[Opening INPUT FOR THIS TASK section]

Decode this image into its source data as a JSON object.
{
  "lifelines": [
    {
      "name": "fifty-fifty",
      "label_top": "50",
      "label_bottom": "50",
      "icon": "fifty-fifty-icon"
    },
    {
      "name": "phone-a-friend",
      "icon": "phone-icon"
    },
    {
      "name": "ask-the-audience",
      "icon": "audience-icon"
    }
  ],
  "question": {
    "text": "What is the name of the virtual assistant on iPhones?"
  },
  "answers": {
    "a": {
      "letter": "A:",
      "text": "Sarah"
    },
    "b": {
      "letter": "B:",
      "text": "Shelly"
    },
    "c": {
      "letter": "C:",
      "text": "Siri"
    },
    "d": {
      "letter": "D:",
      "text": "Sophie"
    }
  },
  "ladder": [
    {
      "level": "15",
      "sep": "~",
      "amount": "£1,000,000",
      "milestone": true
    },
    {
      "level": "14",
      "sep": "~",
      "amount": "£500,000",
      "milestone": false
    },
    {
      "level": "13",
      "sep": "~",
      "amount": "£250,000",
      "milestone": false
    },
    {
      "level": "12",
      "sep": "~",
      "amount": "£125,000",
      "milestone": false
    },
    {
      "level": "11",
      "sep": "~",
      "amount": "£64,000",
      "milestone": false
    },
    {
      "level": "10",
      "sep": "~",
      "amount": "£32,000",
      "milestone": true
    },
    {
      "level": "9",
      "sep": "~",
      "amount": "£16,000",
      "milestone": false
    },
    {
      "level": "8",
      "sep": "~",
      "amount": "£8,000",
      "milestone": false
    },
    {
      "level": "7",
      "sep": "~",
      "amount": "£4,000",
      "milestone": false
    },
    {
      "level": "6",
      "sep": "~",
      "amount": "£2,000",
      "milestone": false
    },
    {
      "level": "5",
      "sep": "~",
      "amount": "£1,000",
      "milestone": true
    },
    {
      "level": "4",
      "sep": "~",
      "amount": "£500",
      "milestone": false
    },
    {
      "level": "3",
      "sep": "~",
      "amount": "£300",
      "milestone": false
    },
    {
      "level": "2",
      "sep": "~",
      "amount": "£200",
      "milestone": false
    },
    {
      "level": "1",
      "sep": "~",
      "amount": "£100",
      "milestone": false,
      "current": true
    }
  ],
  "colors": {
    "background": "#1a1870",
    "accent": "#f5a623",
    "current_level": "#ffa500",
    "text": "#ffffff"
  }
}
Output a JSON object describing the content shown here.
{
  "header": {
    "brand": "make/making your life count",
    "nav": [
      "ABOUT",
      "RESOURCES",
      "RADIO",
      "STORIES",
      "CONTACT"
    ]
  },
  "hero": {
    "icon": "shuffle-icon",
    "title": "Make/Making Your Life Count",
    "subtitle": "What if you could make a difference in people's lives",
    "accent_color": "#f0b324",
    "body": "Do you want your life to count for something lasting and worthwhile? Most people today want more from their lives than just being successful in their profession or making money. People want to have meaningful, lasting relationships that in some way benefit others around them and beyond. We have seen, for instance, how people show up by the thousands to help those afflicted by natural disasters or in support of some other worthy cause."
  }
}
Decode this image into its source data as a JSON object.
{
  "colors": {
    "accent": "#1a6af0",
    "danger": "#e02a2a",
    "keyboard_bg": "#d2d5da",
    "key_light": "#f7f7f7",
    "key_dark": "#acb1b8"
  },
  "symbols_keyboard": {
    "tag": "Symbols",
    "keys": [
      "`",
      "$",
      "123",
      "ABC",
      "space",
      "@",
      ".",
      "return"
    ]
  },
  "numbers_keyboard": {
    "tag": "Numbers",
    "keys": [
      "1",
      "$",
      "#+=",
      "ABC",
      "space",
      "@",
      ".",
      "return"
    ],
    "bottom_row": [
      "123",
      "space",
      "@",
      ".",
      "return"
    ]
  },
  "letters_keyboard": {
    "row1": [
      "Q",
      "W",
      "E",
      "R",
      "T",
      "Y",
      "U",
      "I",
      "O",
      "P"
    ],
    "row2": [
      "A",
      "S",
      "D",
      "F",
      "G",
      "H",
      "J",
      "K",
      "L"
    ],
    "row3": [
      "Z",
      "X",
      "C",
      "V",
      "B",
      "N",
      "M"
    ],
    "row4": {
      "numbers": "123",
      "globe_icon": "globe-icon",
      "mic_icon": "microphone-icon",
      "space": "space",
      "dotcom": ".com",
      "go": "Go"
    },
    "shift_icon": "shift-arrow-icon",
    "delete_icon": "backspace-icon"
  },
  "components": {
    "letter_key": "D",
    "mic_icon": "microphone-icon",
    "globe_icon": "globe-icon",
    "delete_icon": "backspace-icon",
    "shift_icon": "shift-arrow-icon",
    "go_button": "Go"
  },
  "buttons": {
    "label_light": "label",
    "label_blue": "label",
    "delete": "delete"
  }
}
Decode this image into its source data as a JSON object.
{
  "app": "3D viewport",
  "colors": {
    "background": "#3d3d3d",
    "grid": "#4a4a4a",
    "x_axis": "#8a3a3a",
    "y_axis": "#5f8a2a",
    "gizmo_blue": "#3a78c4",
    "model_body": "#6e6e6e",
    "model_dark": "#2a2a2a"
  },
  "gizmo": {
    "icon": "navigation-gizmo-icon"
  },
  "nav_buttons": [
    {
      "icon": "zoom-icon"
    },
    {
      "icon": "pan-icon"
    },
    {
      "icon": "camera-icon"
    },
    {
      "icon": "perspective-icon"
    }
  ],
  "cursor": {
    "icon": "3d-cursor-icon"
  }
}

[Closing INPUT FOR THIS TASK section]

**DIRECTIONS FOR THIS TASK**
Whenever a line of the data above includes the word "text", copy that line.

**TASK SOLUTION**
    "text": "What is the name of the virtual assistant on iPhones?"
      "text": "Sarah"
      "text": "Shelly"
      "text": "Siri"
      "text": "Sophie"
    "text": "#ffffff"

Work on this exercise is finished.